France's electronic voting system has been responsible for
fudging the results of elections, according to a new study.
Enguehard, a member of the Laboratory of Computer Science, Nantes Atlantique,
has been studying the results of electronic voting
for a year. She has
discovered that polling locations which use electronic voting machines
exhibit a higher number of discrepancies than those using conventional paper
Enguehard compared the results from more than 21,000
polling stations by comparing electoral registers, which voters sign after
voting, with the total vote counts from machines and paper ballots in several
elections. She found that more than 30 percent of polling stations
that use electronic voting machines produced strange results.
ruled out user error because the margin of discrepancies increased in later
elections when voters were already familiar
with the systems. The research
was funding by the Ethical Citizen lobby group which called for better tools

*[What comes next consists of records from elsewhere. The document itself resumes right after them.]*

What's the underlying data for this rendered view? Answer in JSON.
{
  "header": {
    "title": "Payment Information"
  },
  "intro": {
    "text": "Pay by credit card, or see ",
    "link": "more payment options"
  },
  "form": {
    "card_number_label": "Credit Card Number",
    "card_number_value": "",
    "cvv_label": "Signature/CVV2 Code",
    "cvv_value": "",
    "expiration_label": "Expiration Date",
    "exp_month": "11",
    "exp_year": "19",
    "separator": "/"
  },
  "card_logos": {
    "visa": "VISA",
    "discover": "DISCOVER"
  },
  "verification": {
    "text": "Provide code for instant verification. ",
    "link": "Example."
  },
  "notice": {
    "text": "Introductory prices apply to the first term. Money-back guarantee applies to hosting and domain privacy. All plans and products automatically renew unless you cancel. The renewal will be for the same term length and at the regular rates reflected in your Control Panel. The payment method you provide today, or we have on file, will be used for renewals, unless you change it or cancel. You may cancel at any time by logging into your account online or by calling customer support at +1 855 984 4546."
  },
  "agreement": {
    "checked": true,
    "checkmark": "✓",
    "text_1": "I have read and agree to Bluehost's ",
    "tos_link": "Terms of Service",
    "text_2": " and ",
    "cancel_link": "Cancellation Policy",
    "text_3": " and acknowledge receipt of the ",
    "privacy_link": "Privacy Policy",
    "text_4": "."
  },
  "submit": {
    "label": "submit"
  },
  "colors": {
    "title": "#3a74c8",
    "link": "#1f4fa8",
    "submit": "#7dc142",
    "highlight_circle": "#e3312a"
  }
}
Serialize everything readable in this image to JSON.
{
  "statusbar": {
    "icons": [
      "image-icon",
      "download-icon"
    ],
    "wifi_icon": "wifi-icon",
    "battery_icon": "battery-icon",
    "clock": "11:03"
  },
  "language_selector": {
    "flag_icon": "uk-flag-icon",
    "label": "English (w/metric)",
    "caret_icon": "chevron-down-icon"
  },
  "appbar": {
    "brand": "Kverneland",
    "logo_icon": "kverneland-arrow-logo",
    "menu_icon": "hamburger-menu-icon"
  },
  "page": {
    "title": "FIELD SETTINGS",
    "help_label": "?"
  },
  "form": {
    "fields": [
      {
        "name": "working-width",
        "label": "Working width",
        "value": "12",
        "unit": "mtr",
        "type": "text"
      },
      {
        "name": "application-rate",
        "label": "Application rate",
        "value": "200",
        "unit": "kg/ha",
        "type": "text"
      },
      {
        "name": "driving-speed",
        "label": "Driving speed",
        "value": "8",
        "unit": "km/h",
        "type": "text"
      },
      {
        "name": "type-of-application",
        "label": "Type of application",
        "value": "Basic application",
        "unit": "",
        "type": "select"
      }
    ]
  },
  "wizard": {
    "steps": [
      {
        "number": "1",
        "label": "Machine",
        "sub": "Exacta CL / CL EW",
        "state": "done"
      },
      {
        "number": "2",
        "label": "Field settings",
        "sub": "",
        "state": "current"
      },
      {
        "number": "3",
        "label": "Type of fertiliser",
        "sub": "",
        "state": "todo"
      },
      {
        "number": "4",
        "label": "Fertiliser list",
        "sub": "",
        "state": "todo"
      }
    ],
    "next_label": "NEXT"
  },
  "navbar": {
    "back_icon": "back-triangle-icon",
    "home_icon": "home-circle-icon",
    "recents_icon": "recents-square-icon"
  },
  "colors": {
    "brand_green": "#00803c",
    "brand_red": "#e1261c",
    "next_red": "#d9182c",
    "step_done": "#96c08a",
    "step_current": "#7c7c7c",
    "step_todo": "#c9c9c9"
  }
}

that will enable independent evaluators to to measure the quality and
reliability of elections.